* WHAT YOU ARE ASKED TO DO *
Establish how many lines in the records below include the word "username"; respond with that number only.

* DATA *
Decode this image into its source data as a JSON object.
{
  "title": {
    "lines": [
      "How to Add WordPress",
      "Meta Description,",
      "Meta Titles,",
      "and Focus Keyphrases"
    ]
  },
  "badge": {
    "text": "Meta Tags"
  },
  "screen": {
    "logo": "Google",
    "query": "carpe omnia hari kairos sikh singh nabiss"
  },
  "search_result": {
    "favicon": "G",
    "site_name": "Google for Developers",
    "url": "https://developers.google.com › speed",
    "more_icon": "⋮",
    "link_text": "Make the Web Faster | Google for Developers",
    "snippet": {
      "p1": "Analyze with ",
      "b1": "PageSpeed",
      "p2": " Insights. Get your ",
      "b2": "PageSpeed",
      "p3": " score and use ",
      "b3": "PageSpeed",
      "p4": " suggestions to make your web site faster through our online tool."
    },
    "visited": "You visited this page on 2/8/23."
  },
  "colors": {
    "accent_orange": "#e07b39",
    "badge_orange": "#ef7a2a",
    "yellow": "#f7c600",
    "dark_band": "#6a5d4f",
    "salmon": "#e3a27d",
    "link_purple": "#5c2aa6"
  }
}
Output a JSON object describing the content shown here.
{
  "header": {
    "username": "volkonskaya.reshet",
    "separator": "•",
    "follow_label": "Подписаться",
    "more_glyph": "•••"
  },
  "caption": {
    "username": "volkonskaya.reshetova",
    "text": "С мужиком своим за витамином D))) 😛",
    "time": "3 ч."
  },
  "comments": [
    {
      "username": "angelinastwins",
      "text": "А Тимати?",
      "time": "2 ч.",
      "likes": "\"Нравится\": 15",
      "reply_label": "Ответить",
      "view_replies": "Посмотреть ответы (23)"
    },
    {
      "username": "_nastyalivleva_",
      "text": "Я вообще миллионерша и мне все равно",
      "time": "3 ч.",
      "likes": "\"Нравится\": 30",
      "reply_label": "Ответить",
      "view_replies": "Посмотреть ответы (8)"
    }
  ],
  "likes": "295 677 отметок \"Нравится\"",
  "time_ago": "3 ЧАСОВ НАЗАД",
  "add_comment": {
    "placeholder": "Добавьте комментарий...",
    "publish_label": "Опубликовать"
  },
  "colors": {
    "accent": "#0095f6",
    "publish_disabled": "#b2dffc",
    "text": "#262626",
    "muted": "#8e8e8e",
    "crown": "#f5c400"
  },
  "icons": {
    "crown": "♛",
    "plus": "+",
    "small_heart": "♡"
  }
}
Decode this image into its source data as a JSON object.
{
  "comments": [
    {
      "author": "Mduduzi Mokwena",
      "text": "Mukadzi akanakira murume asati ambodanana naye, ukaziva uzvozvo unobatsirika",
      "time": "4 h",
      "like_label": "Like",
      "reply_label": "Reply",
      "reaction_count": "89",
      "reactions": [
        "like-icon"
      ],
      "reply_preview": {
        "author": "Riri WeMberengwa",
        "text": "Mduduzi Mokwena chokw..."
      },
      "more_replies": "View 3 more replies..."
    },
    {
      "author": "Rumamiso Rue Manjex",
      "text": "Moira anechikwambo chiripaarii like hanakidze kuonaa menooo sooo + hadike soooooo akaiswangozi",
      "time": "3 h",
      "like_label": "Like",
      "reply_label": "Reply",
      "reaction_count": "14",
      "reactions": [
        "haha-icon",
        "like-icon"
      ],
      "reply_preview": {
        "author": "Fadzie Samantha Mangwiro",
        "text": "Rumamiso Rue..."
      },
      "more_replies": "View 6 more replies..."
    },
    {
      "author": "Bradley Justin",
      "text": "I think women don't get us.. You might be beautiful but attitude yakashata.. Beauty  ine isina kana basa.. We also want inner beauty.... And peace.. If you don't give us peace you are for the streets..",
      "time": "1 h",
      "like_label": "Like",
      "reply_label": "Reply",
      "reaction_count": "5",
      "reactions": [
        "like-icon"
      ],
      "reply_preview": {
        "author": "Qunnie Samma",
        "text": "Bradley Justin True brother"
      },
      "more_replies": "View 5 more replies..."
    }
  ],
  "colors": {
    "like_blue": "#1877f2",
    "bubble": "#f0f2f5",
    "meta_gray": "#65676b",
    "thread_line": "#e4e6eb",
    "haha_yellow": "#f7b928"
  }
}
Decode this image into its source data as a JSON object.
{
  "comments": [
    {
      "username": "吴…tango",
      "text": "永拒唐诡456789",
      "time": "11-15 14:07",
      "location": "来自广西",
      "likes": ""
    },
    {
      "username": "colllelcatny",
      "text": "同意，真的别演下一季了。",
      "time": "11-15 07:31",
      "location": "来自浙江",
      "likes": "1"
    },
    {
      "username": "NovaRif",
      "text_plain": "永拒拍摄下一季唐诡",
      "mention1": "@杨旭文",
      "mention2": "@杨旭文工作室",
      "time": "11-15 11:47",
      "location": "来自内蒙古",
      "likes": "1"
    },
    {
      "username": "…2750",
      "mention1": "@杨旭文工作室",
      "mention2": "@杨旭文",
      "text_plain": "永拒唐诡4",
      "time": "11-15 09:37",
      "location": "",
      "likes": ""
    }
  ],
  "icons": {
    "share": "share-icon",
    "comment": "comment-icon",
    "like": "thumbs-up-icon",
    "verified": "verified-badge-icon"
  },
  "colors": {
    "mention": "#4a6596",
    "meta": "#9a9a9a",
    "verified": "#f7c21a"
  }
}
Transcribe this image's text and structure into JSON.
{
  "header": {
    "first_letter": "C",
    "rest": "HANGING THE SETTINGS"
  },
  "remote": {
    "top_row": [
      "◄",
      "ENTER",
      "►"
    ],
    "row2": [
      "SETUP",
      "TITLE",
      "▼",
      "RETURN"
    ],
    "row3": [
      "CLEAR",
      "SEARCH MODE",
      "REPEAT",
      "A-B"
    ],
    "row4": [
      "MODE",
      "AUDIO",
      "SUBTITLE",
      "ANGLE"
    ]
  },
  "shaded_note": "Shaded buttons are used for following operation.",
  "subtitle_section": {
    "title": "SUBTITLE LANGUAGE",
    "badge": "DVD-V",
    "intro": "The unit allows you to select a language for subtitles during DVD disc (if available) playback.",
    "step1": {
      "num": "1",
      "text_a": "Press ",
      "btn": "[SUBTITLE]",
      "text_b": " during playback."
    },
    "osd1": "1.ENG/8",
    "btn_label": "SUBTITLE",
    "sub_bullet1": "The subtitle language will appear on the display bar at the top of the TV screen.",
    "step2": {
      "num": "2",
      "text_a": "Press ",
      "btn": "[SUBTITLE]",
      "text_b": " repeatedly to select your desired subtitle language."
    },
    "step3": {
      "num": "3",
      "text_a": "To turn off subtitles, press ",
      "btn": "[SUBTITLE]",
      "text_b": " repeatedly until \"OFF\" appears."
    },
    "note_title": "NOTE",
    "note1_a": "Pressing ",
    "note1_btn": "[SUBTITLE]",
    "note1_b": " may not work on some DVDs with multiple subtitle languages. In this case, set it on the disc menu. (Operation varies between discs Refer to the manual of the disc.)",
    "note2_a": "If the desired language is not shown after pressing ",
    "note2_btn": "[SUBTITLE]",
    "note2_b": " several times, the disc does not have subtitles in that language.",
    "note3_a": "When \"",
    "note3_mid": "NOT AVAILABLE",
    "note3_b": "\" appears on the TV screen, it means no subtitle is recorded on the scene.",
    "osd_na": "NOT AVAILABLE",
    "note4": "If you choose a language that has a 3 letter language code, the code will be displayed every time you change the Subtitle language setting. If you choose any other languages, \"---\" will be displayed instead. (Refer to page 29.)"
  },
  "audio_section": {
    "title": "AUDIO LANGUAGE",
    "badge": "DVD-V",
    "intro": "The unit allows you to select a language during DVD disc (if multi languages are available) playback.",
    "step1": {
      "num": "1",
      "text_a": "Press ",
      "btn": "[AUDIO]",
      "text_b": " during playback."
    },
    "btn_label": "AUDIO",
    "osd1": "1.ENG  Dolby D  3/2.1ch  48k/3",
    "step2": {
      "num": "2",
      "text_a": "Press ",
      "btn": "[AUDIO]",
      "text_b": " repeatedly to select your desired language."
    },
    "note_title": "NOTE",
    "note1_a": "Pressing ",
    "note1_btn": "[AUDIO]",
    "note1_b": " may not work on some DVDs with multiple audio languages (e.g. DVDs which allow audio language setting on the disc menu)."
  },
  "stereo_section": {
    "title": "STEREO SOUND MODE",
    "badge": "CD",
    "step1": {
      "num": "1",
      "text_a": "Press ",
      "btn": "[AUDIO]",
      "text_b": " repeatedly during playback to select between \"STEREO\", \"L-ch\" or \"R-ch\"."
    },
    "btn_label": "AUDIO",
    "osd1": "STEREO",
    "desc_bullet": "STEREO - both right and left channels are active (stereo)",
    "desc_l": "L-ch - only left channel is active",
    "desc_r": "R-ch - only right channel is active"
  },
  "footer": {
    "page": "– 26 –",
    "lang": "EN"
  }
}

* TASK OUTPUT *
8